- [DATA UNDER STUDY]:
-- -- --
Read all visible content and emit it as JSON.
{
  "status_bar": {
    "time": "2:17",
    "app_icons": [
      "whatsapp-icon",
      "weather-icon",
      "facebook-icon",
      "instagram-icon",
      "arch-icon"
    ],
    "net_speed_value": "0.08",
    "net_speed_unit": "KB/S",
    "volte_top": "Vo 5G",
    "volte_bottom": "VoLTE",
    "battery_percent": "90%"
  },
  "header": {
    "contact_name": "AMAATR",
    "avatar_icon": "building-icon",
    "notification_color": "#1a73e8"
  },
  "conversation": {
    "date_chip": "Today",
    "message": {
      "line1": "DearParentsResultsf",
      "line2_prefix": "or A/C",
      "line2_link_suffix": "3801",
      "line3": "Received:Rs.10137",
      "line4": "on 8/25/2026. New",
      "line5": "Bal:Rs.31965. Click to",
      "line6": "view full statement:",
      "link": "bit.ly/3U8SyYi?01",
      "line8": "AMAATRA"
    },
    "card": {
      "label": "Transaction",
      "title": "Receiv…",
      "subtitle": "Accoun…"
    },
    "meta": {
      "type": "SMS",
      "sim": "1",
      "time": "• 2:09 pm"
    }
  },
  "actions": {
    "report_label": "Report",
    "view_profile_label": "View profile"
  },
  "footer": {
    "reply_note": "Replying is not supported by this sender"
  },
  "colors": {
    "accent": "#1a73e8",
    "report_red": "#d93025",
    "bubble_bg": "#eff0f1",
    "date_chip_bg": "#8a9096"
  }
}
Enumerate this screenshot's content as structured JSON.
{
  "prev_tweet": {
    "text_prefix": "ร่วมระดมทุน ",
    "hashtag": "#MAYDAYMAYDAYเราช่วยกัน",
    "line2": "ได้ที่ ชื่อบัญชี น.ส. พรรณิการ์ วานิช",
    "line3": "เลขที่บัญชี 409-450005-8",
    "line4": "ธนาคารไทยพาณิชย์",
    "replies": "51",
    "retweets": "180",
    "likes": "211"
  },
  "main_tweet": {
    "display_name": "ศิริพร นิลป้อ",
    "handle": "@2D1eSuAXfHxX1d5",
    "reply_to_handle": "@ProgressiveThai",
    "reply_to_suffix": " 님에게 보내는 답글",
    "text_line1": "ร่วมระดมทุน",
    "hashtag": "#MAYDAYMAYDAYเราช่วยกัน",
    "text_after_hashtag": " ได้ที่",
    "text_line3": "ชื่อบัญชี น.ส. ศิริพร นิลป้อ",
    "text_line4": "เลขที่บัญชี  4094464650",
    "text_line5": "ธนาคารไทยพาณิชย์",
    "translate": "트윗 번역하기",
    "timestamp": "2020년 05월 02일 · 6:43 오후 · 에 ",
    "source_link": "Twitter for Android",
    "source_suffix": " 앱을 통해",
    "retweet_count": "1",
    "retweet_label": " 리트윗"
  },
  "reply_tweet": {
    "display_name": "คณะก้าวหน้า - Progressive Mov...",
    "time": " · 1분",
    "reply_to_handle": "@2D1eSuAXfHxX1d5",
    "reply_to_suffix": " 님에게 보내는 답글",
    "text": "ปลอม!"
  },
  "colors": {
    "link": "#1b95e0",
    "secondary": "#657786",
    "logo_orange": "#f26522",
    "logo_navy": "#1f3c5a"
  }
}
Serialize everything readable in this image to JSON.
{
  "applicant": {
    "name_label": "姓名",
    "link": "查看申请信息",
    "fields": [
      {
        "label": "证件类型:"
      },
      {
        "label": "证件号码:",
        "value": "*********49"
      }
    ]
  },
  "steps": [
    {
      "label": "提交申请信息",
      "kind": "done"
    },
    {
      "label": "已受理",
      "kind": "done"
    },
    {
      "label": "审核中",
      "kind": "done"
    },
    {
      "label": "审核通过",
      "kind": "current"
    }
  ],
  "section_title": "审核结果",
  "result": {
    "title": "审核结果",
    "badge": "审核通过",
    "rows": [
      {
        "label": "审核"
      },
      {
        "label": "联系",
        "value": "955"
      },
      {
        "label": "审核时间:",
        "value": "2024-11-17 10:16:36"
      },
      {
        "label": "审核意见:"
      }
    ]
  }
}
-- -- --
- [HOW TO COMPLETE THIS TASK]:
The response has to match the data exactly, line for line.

- [RESULT FOR THIS EXERCISE]:
Read all visible content and emit it as JSON.
{
  "status_bar": {
    "time": "2:17",
    "app_icons": [
      "whatsapp-icon",
      "weather-icon",
      "facebook-icon",
      "instagram-icon",
      "arch-icon"
    ],
    "net_speed_value": "0.08",
    "net_speed_unit": "KB/S",
    "volte_top": "Vo 5G",
    "volte_bottom": "VoLTE",
    "battery_percent": "90%"
  },
  "header": {
    "contact_name": "AMAATR",
    "avatar_icon": "building-icon",
    "notification_color": "#1a73e8"
  },
  "conversation": {
    "date_chip": "Today",
    "message": {
      "line1": "DearParentsResultsf",
      "line2_prefix": "or A/C",
      "line2_link_suffix": "3801",
      "line3": "Received:Rs.10137",
      "line4": "on 8/25/2026. New",
      "line5": "Bal:Rs.31965. Click to",
      "line6": "view full statement:",
      "link": "bit.ly/3U8SyYi?01",
      "line8": "AMAATRA"
    },
    "card": {
      "label": "Transaction",
      "title": "Receiv…",
      "subtitle": "Accoun…"
    },
    "meta": {
      "type": "SMS",
      "sim": "1",
      "time": "• 2:09 pm"
    }
  },
  "actions": {
    "report_label": "Report",
    "view_profile_label": "View profile"
  },
  "footer": {
    "reply_note": "Replying is not supported by this sender"
  },
  "colors": {
    "accent": "#1a73e8",
    "report_red": "#d93025",
    "bubble_bg": "#eff0f1",
    "date_chip_bg": "#8a9096"
  }
}
Enumerate this screenshot's content as structured JSON.
{
  "prev_tweet": {
    "text_prefix": "ร่วมระดมทุน ",
    "hashtag": "#MAYDAYMAYDAYเราช่วยกัน",
    "line2": "ได้ที่ ชื่อบัญชี น.ส. พรรณิการ์ วานิช",
    "line3": "เลขที่บัญชี 409-450005-8",
    "line4": "ธนาคารไทยพาณิชย์",
    "replies": "51",
    "retweets": "180",
    "likes": "211"
  },
  "main_tweet": {
    "display_name": "ศิริพร นิลป้อ",
    "handle": "@2D1eSuAXfHxX1d5",
    "reply_to_handle": "@ProgressiveThai",
    "reply_to_suffix": " 님에게 보내는 답글",
    "text_line1": "ร่วมระดมทุน",
    "hashtag": "#MAYDAYMAYDAYเราช่วยกัน",
    "text_after_hashtag": " ได้ที่",
    "text_line3": "ชื่อบัญชี น.ส. ศิริพร นิลป้อ",
    "text_line4": "เลขที่บัญชี  4094464650",
    "text_line5": "ธนาคารไทยพาณิชย์",
    "translate": "트윗 번역하기",
    "timestamp": "2020년 05월 02일 · 6:43 오후 · 에 ",
    "source_link": "Twitter for Android",
    "source_suffix": " 앱을 통해",
    "retweet_count": "1",
    "retweet_label": " 리트윗"
  },
  "reply_tweet": {
    "display_name": "คณะก้าวหน้า - Progressive Mov...",
    "time": " · 1분",
    "reply_to_handle": "@2D1eSuAXfHxX1d5",
    "reply_to_suffix": " 님에게 보내는 답글",
    "text": "ปลอม!"
  },
  "colors": {
    "link": "#1b95e0",
    "secondary": "#657786",
    "logo_orange": "#f26522",
    "logo_navy": "#1f3c5a"
  }
}
Serialize everything readable in this image to JSON.
{
  "applicant": {
    "name_label": "姓名",
    "link": "查看申请信息",
    "fields": [
      {
        "label": "证件类型:"
      },
      {
        "label": "证件号码:",
        "value": "*********49"
      }
    ]
  },
  "steps": [
    {
      "label": "提交申请信息",
      "kind": "done"
    },
    {
      "label": "已受理",
      "kind": "done"
    },
    {
      "label": "审核中",
      "kind": "done"
    },
    {
      "label": "审核通过",
      "kind": "current"
    }
  ],
  "section_title": "审核结果",
  "result": {
    "title": "审核结果",
    "badge": "审核通过",
    "rows": [
      {
        "label": "审核"
      },
      {
        "label": "联系",
        "value": "955"
      },
      {
        "label": "审核时间:",
        "value": "2024-11-17 10:16:36"
      },
      {
        "label": "审核意见:"
      }
    ]
  }
}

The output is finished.